[[ Given information open ]]

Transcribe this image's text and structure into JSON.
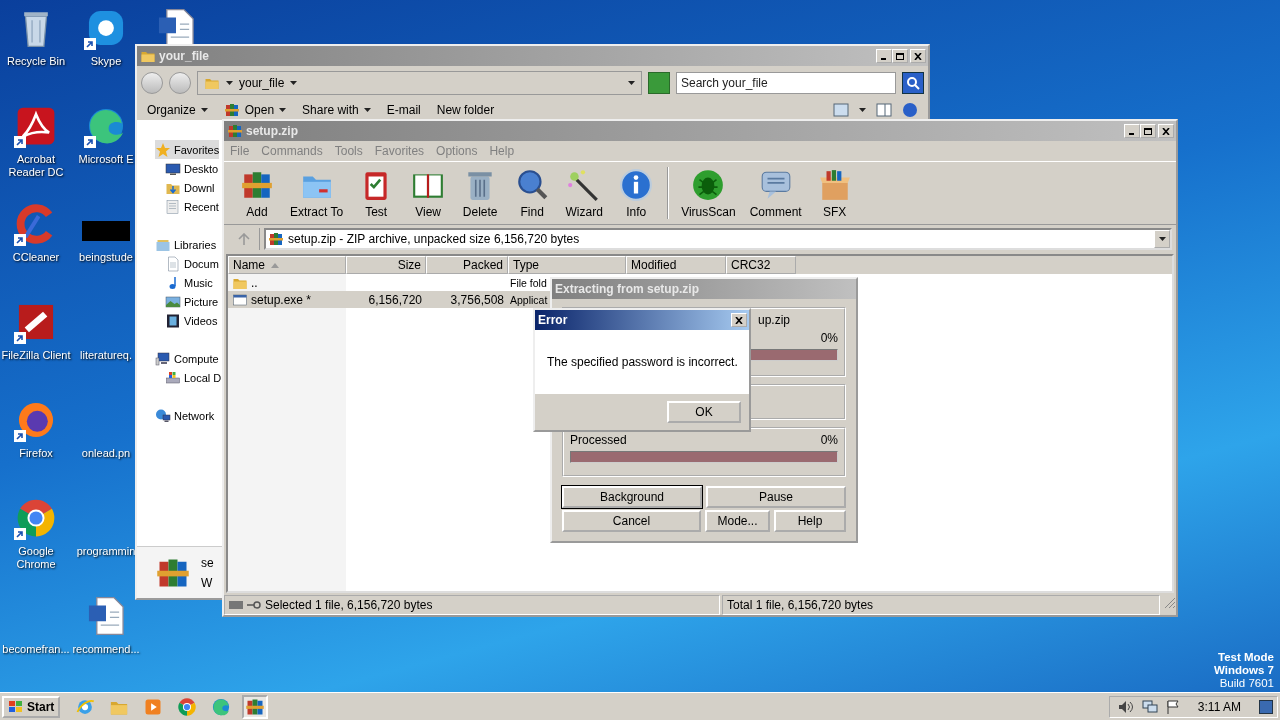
{
  "desktop": {
    "icons": [
      {
        "label": "Recycle Bin",
        "kind": "recycle",
        "shortcut": false
      },
      {
        "label": "Acrobat Reader DC",
        "kind": "acrobat",
        "shortcut": true
      },
      {
        "label": "CCleaner",
        "kind": "ccleaner",
        "shortcut": true
      },
      {
        "label": "FileZilla Client",
        "kind": "filezilla",
        "shortcut": true
      },
      {
        "label": "Firefox",
        "kind": "firefox",
        "shortcut": true
      },
      {
        "label": "Google Chrome",
        "kind": "chrome",
        "shortcut": true
      },
      {
        "label": "becomefran...",
        "kind": "blank",
        "shortcut": false
      },
      {
        "label": "Skype",
        "kind": "skype",
        "shortcut": true
      },
      {
        "label": "Microsoft E",
        "kind": "edge",
        "shortcut": true
      },
      {
        "label": "beingstude",
        "kind": "redacted",
        "shortcut": false
      },
      {
        "label": "literatureq.",
        "kind": "blank",
        "shortcut": false
      },
      {
        "label": "onlead.pn",
        "kind": "blank",
        "shortcut": false
      },
      {
        "label": "programmin",
        "kind": "blank",
        "shortcut": false
      },
      {
        "label": "recommend...",
        "kind": "word",
        "shortcut": false
      },
      {
        "kind": "word",
        "shortcut": false
      }
    ],
    "watermark": [
      "Test Mode",
      "Windows 7",
      "Build 7601"
    ]
  },
  "explorer": {
    "title": "your_file",
    "active": false,
    "breadcrumb": "your_file",
    "search": {
      "placeholder": "Search your_file"
    },
    "toolbar": [
      {
        "label": "Organize",
        "kind": "plain",
        "dropdown": true
      },
      {
        "label": "Open",
        "kind": "archive",
        "dropdown": true
      },
      {
        "label": "Share with",
        "kind": "plain",
        "dropdown": true
      },
      {
        "label": "E-mail",
        "kind": "plain",
        "dropdown": false
      },
      {
        "label": "New folder",
        "kind": "plain",
        "dropdown": false
      }
    ],
    "nav": [
      {
        "label": "Favorites",
        "kind": "star",
        "selected": true,
        "children": [
          {
            "label": "Deskto",
            "kind": "desktop",
            "selected": false
          },
          {
            "label": "Downl",
            "kind": "downloads",
            "selected": false
          },
          {
            "label": "Recent",
            "kind": "recent",
            "selected": false
          }
        ]
      },
      {
        "label": "Libraries",
        "kind": "library",
        "selected": false,
        "children": [
          {
            "label": "Docum",
            "kind": "document",
            "selected": false
          },
          {
            "label": "Music",
            "kind": "music",
            "selected": false
          },
          {
            "label": "Picture",
            "kind": "picture",
            "selected": false
          },
          {
            "label": "Videos",
            "kind": "video",
            "selected": false
          }
        ]
      },
      {
        "label": "Compute",
        "kind": "computer",
        "selected": false,
        "children": [
          {
            "label": "Local D",
            "kind": "drive",
            "selected": false
          }
        ]
      },
      {
        "label": "Network",
        "kind": "network",
        "selected": false
      }
    ],
    "details": [
      "se",
      "W"
    ]
  },
  "winrar": {
    "title": "setup.zip",
    "active": false,
    "menu": [
      "File",
      "Commands",
      "Tools",
      "Favorites",
      "Options",
      "Help"
    ],
    "toolbar": [
      {
        "label": "Add",
        "kind": "add"
      },
      {
        "label": "Extract To",
        "kind": "extract"
      },
      {
        "label": "Test",
        "kind": "test"
      },
      {
        "label": "View",
        "kind": "view"
      },
      {
        "label": "Delete",
        "kind": "delete"
      },
      {
        "label": "Find",
        "kind": "find"
      },
      {
        "label": "Wizard",
        "kind": "wizard"
      },
      {
        "label": "Info",
        "kind": "info"
      },
      {
        "kind": "separator"
      },
      {
        "label": "VirusScan",
        "kind": "virusscan"
      },
      {
        "label": "Comment",
        "kind": "comment"
      },
      {
        "label": "SFX",
        "kind": "sfx"
      }
    ],
    "path": "setup.zip - ZIP archive, unpacked size 6,156,720 bytes",
    "columns": [
      {
        "label": "Name",
        "sorted": true
      },
      {
        "label": "Size",
        "sorted": false
      },
      {
        "label": "Packed",
        "sorted": false
      },
      {
        "label": "Type",
        "sorted": false
      },
      {
        "label": "Modified",
        "sorted": false
      },
      {
        "label": "CRC32",
        "sorted": false
      }
    ],
    "rows": [
      {
        "kind": "folder",
        "name": "..",
        "type": "File fold",
        "selected": false
      },
      {
        "kind": "exe",
        "name": "setup.exe *",
        "size": "6,156,720",
        "packed": "3,756,508",
        "type": "Applicat",
        "selected": true
      }
    ],
    "status": [
      "Selected 1 file, 6,156,720 bytes",
      "Total 1 file, 6,156,720 bytes"
    ]
  },
  "extract_dialog": {
    "title": "Extracting from setup.zip",
    "active": false,
    "archive": "up.zip",
    "archive_percent": "0%",
    "archive_progress": {
      "level": 0
    },
    "processed_label": "Processed",
    "processed_percent": "0%",
    "processed_progress": {
      "level": 0
    },
    "button_rows": [
      [
        {
          "label": "Background",
          "default": true
        },
        {
          "label": "Pause",
          "default": false
        }
      ],
      [
        {
          "label": "Cancel",
          "default": false
        },
        {
          "label": "Mode...",
          "default": false
        },
        {
          "label": "Help",
          "default": false
        }
      ]
    ]
  },
  "error_dialog": {
    "title": "Error",
    "active": true,
    "message": "The specified password is incorrect.",
    "button": "OK"
  },
  "taskbar": {
    "start": "Start",
    "apps": [
      {
        "kind": "ie",
        "selected": false
      },
      {
        "kind": "explorer",
        "selected": false
      },
      {
        "kind": "media",
        "selected": false
      },
      {
        "kind": "chrome",
        "selected": false
      },
      {
        "kind": "edge",
        "selected": false
      },
      {
        "kind": "archive",
        "selected": true
      }
    ],
    "clock": "3:11 AM"
  }
}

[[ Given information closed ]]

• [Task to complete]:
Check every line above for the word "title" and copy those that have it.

• [Answer box]:
    "title": "your_file",
    "title": "setup.zip",
    "title": "Extracting from setup.zip",
    "title": "Error",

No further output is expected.